Problem description
Your task is to retype each line of the data below exactly.

Supplied data

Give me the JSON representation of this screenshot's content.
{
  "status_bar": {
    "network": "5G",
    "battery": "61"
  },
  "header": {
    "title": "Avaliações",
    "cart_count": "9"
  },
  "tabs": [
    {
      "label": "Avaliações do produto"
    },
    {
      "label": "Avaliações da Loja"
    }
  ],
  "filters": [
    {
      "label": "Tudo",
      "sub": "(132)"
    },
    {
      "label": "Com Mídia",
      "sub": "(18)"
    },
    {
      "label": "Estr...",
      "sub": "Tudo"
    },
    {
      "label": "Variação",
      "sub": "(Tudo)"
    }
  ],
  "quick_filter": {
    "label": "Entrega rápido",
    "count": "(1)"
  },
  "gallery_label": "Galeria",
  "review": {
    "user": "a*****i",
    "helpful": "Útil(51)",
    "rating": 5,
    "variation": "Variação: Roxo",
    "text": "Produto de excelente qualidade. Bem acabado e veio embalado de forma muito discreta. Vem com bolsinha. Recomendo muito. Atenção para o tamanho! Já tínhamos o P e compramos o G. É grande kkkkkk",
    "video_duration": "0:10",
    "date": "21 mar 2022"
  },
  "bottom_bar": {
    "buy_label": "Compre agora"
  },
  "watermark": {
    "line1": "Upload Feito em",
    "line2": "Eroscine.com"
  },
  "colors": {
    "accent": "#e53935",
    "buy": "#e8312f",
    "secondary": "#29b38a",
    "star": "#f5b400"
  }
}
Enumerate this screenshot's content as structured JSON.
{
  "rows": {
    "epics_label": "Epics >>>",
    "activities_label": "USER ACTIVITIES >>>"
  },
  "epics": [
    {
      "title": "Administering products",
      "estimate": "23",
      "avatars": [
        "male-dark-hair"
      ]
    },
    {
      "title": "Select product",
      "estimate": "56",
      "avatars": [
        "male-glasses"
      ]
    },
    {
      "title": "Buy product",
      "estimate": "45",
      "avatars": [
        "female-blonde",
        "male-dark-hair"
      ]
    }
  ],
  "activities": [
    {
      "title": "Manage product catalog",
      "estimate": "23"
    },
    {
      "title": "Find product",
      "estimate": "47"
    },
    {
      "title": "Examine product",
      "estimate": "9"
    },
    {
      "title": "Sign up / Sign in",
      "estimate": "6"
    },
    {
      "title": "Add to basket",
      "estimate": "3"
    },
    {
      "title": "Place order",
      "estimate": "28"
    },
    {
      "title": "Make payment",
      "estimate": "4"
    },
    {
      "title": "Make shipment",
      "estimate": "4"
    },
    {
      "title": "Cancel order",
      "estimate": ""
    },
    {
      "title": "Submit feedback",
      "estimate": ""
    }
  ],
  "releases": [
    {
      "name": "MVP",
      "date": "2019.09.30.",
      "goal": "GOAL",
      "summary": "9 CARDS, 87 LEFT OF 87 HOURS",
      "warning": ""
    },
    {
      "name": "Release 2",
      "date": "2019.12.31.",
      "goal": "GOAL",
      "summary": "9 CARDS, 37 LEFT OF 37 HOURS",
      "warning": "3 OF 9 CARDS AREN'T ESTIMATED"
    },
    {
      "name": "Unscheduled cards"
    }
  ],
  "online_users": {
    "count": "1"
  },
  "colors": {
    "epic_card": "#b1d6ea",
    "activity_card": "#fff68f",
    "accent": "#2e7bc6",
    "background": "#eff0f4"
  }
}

Worked solution
Give me the JSON representation of this screenshot's content.
{
  "status_bar": {
    "network": "5G",
    "battery": "61"
  },
  "header": {
    "title": "Avaliações",
    "cart_count": "9"
  },
  "tabs": [
    {
      "label": "Avaliações do produto"
    },
    {
      "label": "Avaliações da Loja"
    }
  ],
  "filters": [
    {
      "label": "Tudo",
      "sub": "(132)"
    },
    {
      "label": "Com Mídia",
      "sub": "(18)"
    },
    {
      "label": "Estr...",
      "sub": "Tudo"
    },
    {
      "label": "Variação",
      "sub": "(Tudo)"
    }
  ],
  "quick_filter": {
    "label": "Entrega rápido",
    "count": "(1)"
  },
  "gallery_label": "Galeria",
  "review": {
    "user": "a*****i",
    "helpful": "Útil(51)",
    "rating": 5,
    "variation": "Variação: Roxo",
    "text": "Produto de excelente qualidade. Bem acabado e veio embalado de forma muito discreta. Vem com bolsinha. Recomendo muito. Atenção para o tamanho! Já tínhamos o P e compramos o G. É grande kkkkkk",
    "video_duration": "0:10",
    "date": "21 mar 2022"
  },
  "bottom_bar": {
    "buy_label": "Compre agora"
  },
  "watermark": {
    "line1": "Upload Feito em",
    "line2": "Eroscine.com"
  },
  "colors": {
    "accent": "#e53935",
    "buy": "#e8312f",
    "secondary": "#29b38a",
    "star": "#f5b400"
  }
}
Enumerate this screenshot's content as structured JSON.
{
  "rows": {
    "epics_label": "Epics >>>",
    "activities_label": "USER ACTIVITIES >>>"
  },
  "epics": [
    {
      "title": "Administering products",
      "estimate": "23",
      "avatars": [
        "male-dark-hair"
      ]
    },
    {
      "title": "Select product",
      "estimate": "56",
      "avatars": [
        "male-glasses"
      ]
    },
    {
      "title": "Buy product",
      "estimate": "45",
      "avatars": [
        "female-blonde",
        "male-dark-hair"
      ]
    }
  ],
  "activities": [
    {
      "title": "Manage product catalog",
      "estimate": "23"
    },
    {
      "title": "Find product",
      "estimate": "47"
    },
    {
      "title": "Examine product",
      "estimate": "9"
    },
    {
      "title": "Sign up / Sign in",
      "estimate": "6"
    },
    {
      "title": "Add to basket",
      "estimate": "3"
    },
    {
      "title": "Place order",
      "estimate": "28"
    },
    {
      "title": "Make payment",
      "estimate": "4"
    },
    {
      "title": "Make shipment",
      "estimate": "4"
    },
    {
      "title": "Cancel order",
      "estimate": ""
    },
    {
      "title": "Submit feedback",
      "estimate": ""
    }
  ],
  "releases": [
    {
      "name": "MVP",
      "date": "2019.09.30.",
      "goal": "GOAL",
      "summary": "9 CARDS, 87 LEFT OF 87 HOURS",
      "warning": ""
    },
    {
      "name": "Release 2",
      "date": "2019.12.31.",
      "goal": "GOAL",
      "summary": "9 CARDS, 37 LEFT OF 37 HOURS",
      "warning": "3 OF 9 CARDS AREN'T ESTIMATED"
    },
    {
      "name": "Unscheduled cards"
    }
  ],
  "online_users": {
    "count": "1"
  },
  "colors": {
    "epic_card": "#b1d6ea",
    "activity_card": "#fff68f",
    "accent": "#2e7bc6",
    "background": "#eff0f4"
  }
}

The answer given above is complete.